THE TASK:
Print exactly, and only, the lines from the one that has "Extract the structured" through the end of the material below, with both ends included and the pictures omitted.

RECORDS SHOWN:
________________________________________

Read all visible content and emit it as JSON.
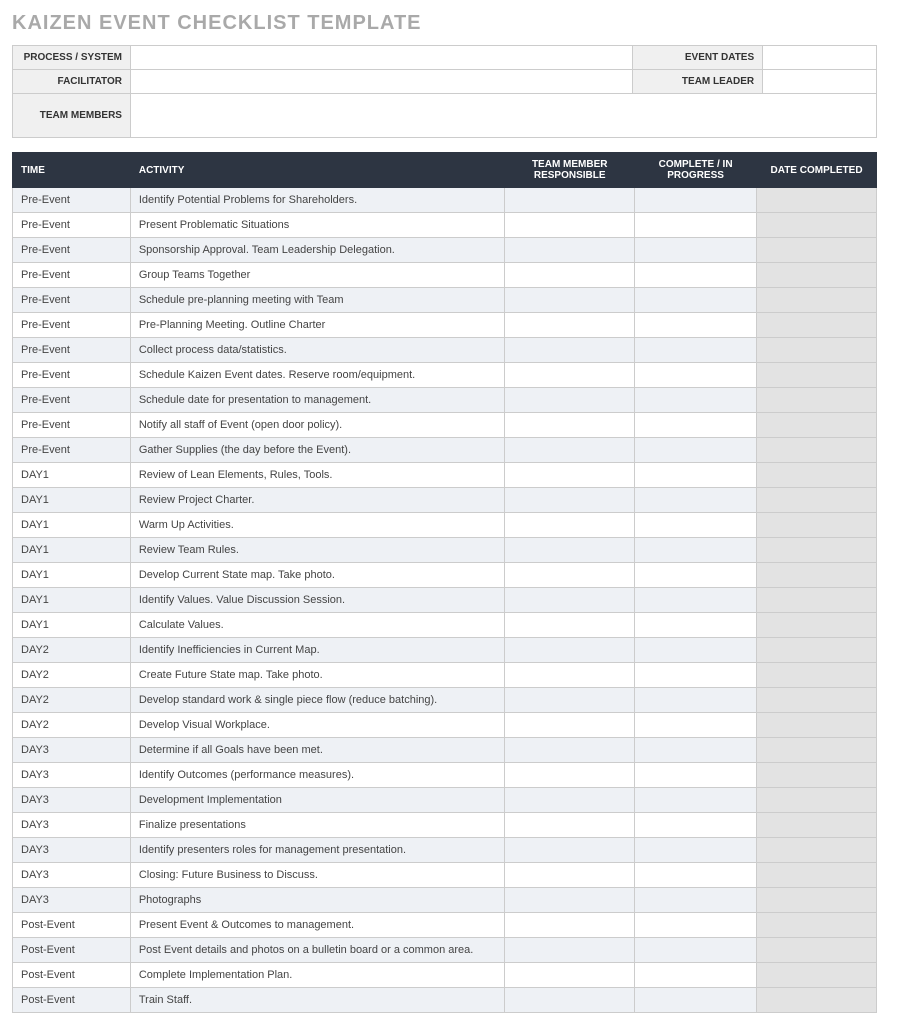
{
  "title": "KAIZEN EVENT CHECKLIST TEMPLATE",
  "info_labels": {
    "process_system": "PROCESS / SYSTEM",
    "event_dates": "EVENT DATES",
    "facilitator": "FACILITATOR",
    "team_leader": "TEAM LEADER",
    "team_members": "TEAM MEMBERS"
  },
  "info_values": {
    "process_system": "",
    "event_dates": "",
    "facilitator": "",
    "team_leader": "",
    "team_members": ""
  },
  "columns": {
    "time": "TIME",
    "activity": "ACTIVITY",
    "team_member": "TEAM MEMBER RESPONSIBLE",
    "complete": "COMPLETE / IN PROGRESS",
    "date_completed": "DATE COMPLETED"
  },
  "rows": [
    {
      "time": "Pre-Event",
      "activity": "Identify Potential Problems for Shareholders.",
      "tm": "",
      "comp": "",
      "date": ""
    },
    {
      "time": "Pre-Event",
      "activity": "Present Problematic Situations",
      "tm": "",
      "comp": "",
      "date": ""
    },
    {
      "time": "Pre-Event",
      "activity": "Sponsorship Approval. Team Leadership Delegation.",
      "tm": "",
      "comp": "",
      "date": ""
    },
    {
      "time": "Pre-Event",
      "activity": "Group Teams Together",
      "tm": "",
      "comp": "",
      "date": ""
    },
    {
      "time": "Pre-Event",
      "activity": "Schedule pre-planning meeting with Team",
      "tm": "",
      "comp": "",
      "date": ""
    },
    {
      "time": "Pre-Event",
      "activity": "Pre-Planning Meeting. Outline Charter",
      "tm": "",
      "comp": "",
      "date": ""
    },
    {
      "time": "Pre-Event",
      "activity": "Collect process data/statistics.",
      "tm": "",
      "comp": "",
      "date": ""
    },
    {
      "time": "Pre-Event",
      "activity": "Schedule Kaizen Event dates. Reserve room/equipment.",
      "tm": "",
      "comp": "",
      "date": ""
    },
    {
      "time": "Pre-Event",
      "activity": "Schedule date for presentation to management.",
      "tm": "",
      "comp": "",
      "date": ""
    },
    {
      "time": "Pre-Event",
      "activity": "Notify all staff of Event (open door policy).",
      "tm": "",
      "comp": "",
      "date": ""
    },
    {
      "time": "Pre-Event",
      "activity": "Gather Supplies (the day before the Event).",
      "tm": "",
      "comp": "",
      "date": ""
    },
    {
      "time": "DAY1",
      "activity": "Review of Lean Elements, Rules, Tools.",
      "tm": "",
      "comp": "",
      "date": ""
    },
    {
      "time": "DAY1",
      "activity": "Review Project Charter.",
      "tm": "",
      "comp": "",
      "date": ""
    },
    {
      "time": "DAY1",
      "activity": "Warm Up Activities.",
      "tm": "",
      "comp": "",
      "date": ""
    },
    {
      "time": "DAY1",
      "activity": "Review Team Rules.",
      "tm": "",
      "comp": "",
      "date": ""
    },
    {
      "time": "DAY1",
      "activity": "Develop Current State map. Take photo.",
      "tm": "",
      "comp": "",
      "date": ""
    },
    {
      "time": "DAY1",
      "activity": "Identify Values. Value Discussion Session.",
      "tm": "",
      "comp": "",
      "date": ""
    },
    {
      "time": "DAY1",
      "activity": "Calculate Values.",
      "tm": "",
      "comp": "",
      "date": ""
    },
    {
      "time": "DAY2",
      "activity": "Identify Inefficiencies in Current Map.",
      "tm": "",
      "comp": "",
      "date": ""
    },
    {
      "time": "DAY2",
      "activity": "Create Future State map. Take photo.",
      "tm": "",
      "comp": "",
      "date": ""
    },
    {
      "time": "DAY2",
      "activity": "Develop standard work & single piece flow (reduce batching).",
      "tm": "",
      "comp": "",
      "date": ""
    },
    {
      "time": "DAY2",
      "activity": "Develop Visual Workplace.",
      "tm": "",
      "comp": "",
      "date": ""
    },
    {
      "time": "DAY3",
      "activity": "Determine if all Goals have been met.",
      "tm": "",
      "comp": "",
      "date": ""
    },
    {
      "time": "DAY3",
      "activity": "Identify Outcomes (performance measures).",
      "tm": "",
      "comp": "",
      "date": ""
    },
    {
      "time": "DAY3",
      "activity": "Development Implementation",
      "tm": "",
      "comp": "",
      "date": ""
    },
    {
      "time": "DAY3",
      "activity": "Finalize presentations",
      "tm": "",
      "comp": "",
      "date": ""
    },
    {
      "time": "DAY3",
      "activity": "Identify presenters roles for management presentation.",
      "tm": "",
      "comp": "",
      "date": ""
    },
    {
      "time": "DAY3",
      "activity": "Closing: Future Business to Discuss.",
      "tm": "",
      "comp": "",
      "date": ""
    },
    {
      "time": "DAY3",
      "activity": "Photographs",
      "tm": "",
      "comp": "",
      "date": ""
    },
    {
      "time": "Post-Event",
      "activity": "Present Event & Outcomes to management.",
      "tm": "",
      "comp": "",
      "date": ""
    },
    {
      "time": "Post-Event",
      "activity": "Post Event details and photos on a bulletin board or a common area.",
      "tm": "",
      "comp": "",
      "date": ""
    },
    {
      "time": "Post-Event",
      "activity": "Complete Implementation Plan.",
      "tm": "",
      "comp": "",
      "date": ""
    },
    {
      "time": "Post-Event",
      "activity": "Train Staff.",
      "tm": "",
      "comp": "",
      "date": ""
    }
  ]
}
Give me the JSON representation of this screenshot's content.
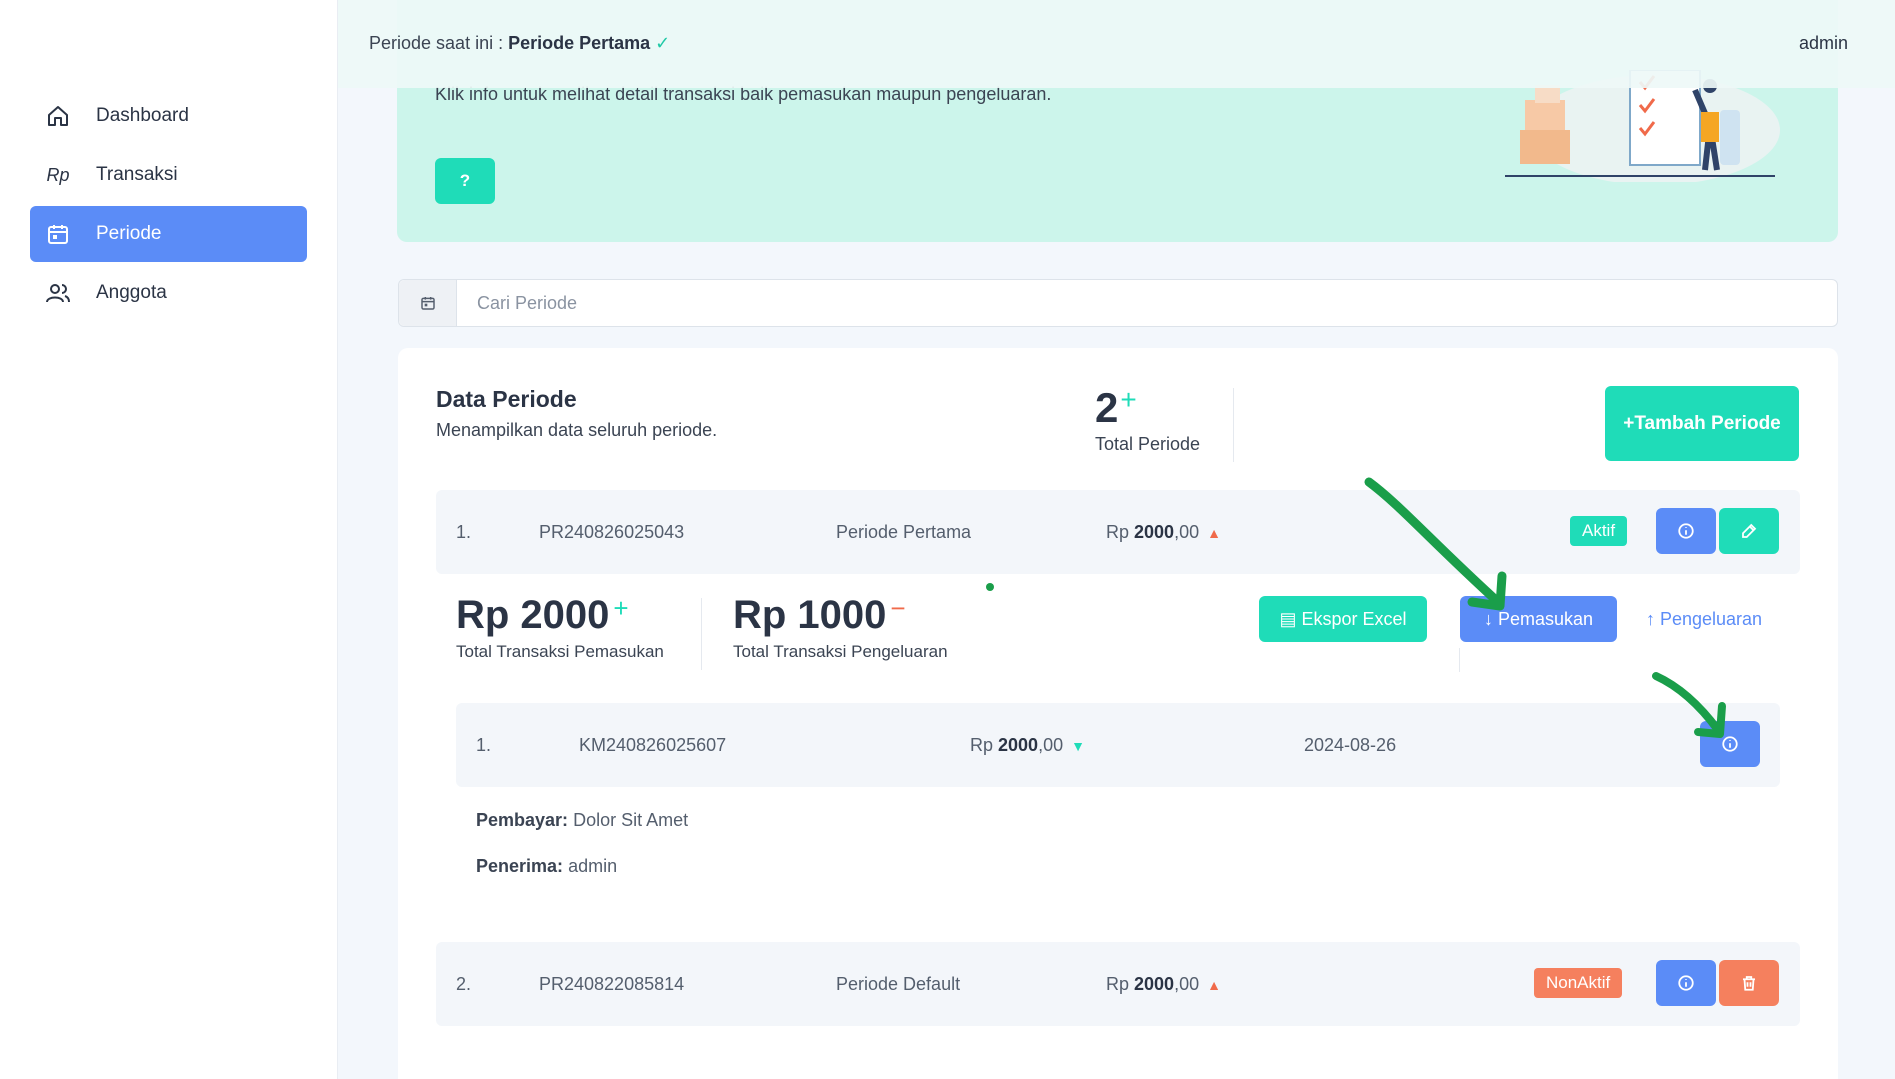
{
  "topbar": {
    "periode_prefix": "Periode saat ini : ",
    "periode_name": "Periode Pertama",
    "user": "admin"
  },
  "sidebar": {
    "items": [
      {
        "label": "Dashboard",
        "icon": "home-icon"
      },
      {
        "label": "Transaksi",
        "icon": "rupiah-icon",
        "icon_text": "Rp"
      },
      {
        "label": "Periode",
        "icon": "calendar-icon",
        "active": true
      },
      {
        "label": "Anggota",
        "icon": "users-icon"
      }
    ]
  },
  "banner": {
    "description": "Klik info untuk melihat detail transaksi baik pemasukan maupun pengeluaran.",
    "help_label": "?"
  },
  "search": {
    "placeholder": "Cari Periode"
  },
  "card": {
    "title": "Data Periode",
    "subtitle": "Menampilkan data seluruh periode.",
    "total_count": "2",
    "total_plus": "+",
    "total_label": "Total Periode",
    "add_button": "+Tambah Periode"
  },
  "periods": [
    {
      "index": "1.",
      "code": "PR240826025043",
      "name": "Periode Pertama",
      "currency": "Rp ",
      "amount": "2000",
      "decimals": ",00",
      "status": "Aktif"
    },
    {
      "index": "2.",
      "code": "PR240822085814",
      "name": "Periode Default",
      "currency": "Rp ",
      "amount": "2000",
      "decimals": ",00",
      "status": "NonAktif"
    }
  ],
  "detail": {
    "pemasukan_amount": "Rp 2000",
    "pemasukan_sign": "+",
    "pemasukan_label": "Total Transaksi Pemasukan",
    "pengeluaran_amount": "Rp 1000",
    "pengeluaran_sign": "−",
    "pengeluaran_label": "Total Transaksi Pengeluaran",
    "export_label": "Ekspor Excel",
    "pemasukan_tab": "Pemasukan",
    "pengeluaran_tab": "Pengeluaran",
    "transaction": {
      "index": "1.",
      "code": "KM240826025607",
      "currency": "Rp ",
      "amount": "2000",
      "decimals": ",00",
      "date": "2024-08-26"
    },
    "pembayar_label": "Pembayar:",
    "pembayar_value": "Dolor Sit Amet",
    "penerima_label": "Penerima:",
    "penerima_value": "admin"
  },
  "colors": {
    "primary_blue": "#5b8cf7",
    "teal": "#1fdcb8",
    "orange": "#f5805e",
    "banner_bg": "#ccf5eb",
    "annotation_arrow": "#1a9e4a"
  }
}
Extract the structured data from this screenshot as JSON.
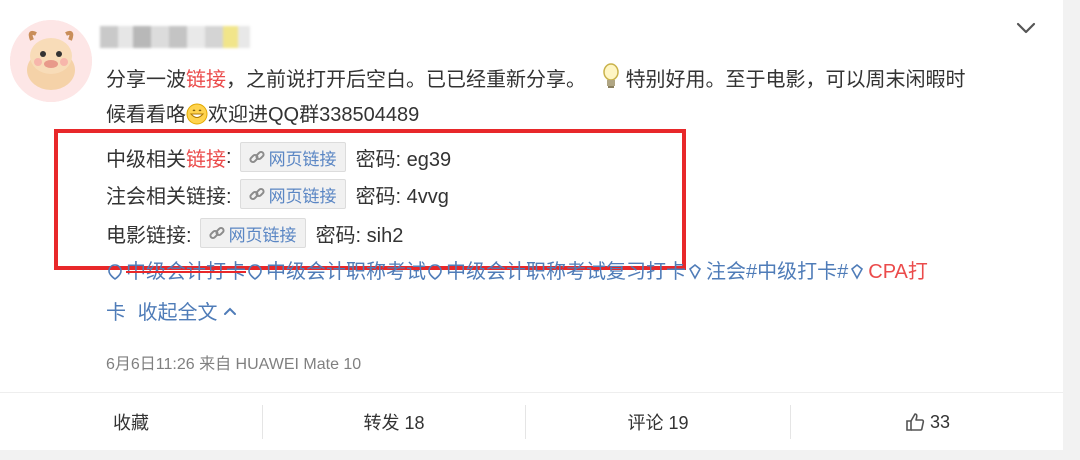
{
  "post": {
    "username": "",
    "text_line1": {
      "part1": "分享一波",
      "link": "链接",
      "part2": "，之前说打开后空白。已已经重新分享。",
      "part3": "特别好用。至于电影，可以周末闲暇时"
    },
    "text_line2": {
      "part1": "候看看咯",
      "part2": "欢迎进QQ群338504489"
    },
    "links": [
      {
        "label_prefix": "中级相关",
        "label_link": "链接",
        "label_suffix": ":",
        "button": "网页链接",
        "password": "密码: eg39"
      },
      {
        "label": "注会相关链接:",
        "button": "网页链接",
        "password": "密码: 4vvg"
      },
      {
        "label": "电影链接:",
        "button": "网页链接",
        "password": "密码: sih2"
      }
    ],
    "tags": [
      "中级会计打卡",
      "中级会计职称考试",
      "中级会计职称考试复习打卡",
      "注会#中级打卡#",
      "CPA打"
    ],
    "tags_line2": {
      "continuation": "卡",
      "collapse": "收起全文"
    },
    "meta": "6月6日11:26 来自 HUAWEI Mate 10"
  },
  "actions": {
    "favorite": "收藏",
    "repost": "转发 18",
    "comment": "评论 19",
    "like_count": "33"
  },
  "colors": {
    "highlight_box": "#e8282a",
    "link_red": "#eb4b4b",
    "link_blue": "#4f7cb8"
  }
}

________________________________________

EXERCISE ANSWER:
Extract the structured data from this screenshot as JSON.
{
  "post": {
    "username": "",
    "text_line1": {
      "part1": "分享一波",
      "link": "链接",
      "part2": "，之前说打开后空白。已已经重新分享。",
      "part3": "特别好用。至于电影，可以周末闲暇时"
    },
    "text_line2": {
      "part1": "候看看咯",
      "part2": "欢迎进QQ群338504489"
    },
    "links": [
      {
        "label_prefix": "中级相关",
        "label_link": "链接",
        "label_suffix": ":",
        "button": "网页链接",
        "password": "密码: eg39"
      },
      {
        "label": "注会相关链接:",
        "button": "网页链接",
        "password": "密码: 4vvg"
      },
      {
        "label": "电影链接:",
        "button": "网页链接",
        "password": "密码: sih2"
      }
    ],
    "tags": [
      "中级会计打卡",
      "中级会计职称考试",
      "中级会计职称考试复习打卡",
      "注会#中级打卡#",
      "CPA打"
    ],
    "tags_line2": {
      "continuation": "卡",
      "collapse": "收起全文"
    },
    "meta": "6月6日11:26 来自 HUAWEI Mate 10"
  },
  "actions": {
    "favorite": "收藏",
    "repost": "转发 18",
    "comment": "评论 19",
    "like_count": "33"
  },
  "colors": {
    "highlight_box": "#e8282a",
    "link_red": "#eb4b4b",
    "link_blue": "#4f7cb8"
  }
}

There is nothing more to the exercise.